*** Opening GIVEN INFORMATION ***

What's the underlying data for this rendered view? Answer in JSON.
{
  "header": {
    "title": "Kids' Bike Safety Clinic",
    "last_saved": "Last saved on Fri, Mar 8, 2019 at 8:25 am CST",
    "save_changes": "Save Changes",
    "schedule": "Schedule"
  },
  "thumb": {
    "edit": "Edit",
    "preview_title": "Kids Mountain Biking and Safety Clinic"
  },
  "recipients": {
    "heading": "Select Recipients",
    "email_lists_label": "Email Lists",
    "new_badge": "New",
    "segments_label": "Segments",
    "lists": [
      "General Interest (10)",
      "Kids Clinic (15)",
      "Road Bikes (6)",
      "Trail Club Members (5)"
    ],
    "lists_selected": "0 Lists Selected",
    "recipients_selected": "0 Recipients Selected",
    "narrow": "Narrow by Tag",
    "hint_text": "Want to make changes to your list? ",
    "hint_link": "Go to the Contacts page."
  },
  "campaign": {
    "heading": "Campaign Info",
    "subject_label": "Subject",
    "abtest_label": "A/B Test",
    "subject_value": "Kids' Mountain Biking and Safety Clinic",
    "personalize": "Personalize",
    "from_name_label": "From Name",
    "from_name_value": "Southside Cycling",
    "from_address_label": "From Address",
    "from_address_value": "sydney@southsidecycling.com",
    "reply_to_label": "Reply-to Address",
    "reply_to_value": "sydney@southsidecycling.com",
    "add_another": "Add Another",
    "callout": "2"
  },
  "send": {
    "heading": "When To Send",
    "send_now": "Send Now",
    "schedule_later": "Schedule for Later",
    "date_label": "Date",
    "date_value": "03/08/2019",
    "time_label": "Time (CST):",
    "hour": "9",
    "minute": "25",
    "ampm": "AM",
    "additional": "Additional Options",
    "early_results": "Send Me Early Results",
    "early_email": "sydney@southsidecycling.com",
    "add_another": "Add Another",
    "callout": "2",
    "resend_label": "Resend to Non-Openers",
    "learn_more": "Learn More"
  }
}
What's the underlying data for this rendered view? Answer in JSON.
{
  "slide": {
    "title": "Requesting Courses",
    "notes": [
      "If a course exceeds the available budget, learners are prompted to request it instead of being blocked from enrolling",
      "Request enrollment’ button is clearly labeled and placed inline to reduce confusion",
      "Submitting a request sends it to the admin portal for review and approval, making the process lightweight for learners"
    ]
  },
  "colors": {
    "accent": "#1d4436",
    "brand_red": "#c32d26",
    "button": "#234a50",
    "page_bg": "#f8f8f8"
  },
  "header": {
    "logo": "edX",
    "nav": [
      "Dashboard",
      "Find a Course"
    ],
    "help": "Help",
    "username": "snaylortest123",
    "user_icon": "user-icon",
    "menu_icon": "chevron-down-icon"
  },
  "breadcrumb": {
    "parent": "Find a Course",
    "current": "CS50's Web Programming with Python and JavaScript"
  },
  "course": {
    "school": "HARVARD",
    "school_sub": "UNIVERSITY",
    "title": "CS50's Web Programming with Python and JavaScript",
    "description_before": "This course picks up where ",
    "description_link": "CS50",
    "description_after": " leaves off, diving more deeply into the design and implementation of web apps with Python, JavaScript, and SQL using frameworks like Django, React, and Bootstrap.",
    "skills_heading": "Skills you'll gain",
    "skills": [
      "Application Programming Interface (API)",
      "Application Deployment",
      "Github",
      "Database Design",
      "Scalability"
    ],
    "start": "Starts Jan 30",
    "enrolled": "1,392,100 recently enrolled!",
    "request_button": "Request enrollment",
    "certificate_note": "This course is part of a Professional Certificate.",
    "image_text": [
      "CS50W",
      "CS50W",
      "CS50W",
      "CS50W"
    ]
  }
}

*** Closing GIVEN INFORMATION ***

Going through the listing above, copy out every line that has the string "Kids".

SOLUTION TO THE EXERCISE:
    "title": "Kids' Bike Safety Clinic",
    "preview_title": "Kids Mountain Biking and Safety Clinic"
      "Kids Clinic (15)",
    "subject_value": "Kids' Mountain Biking and Safety Clinic",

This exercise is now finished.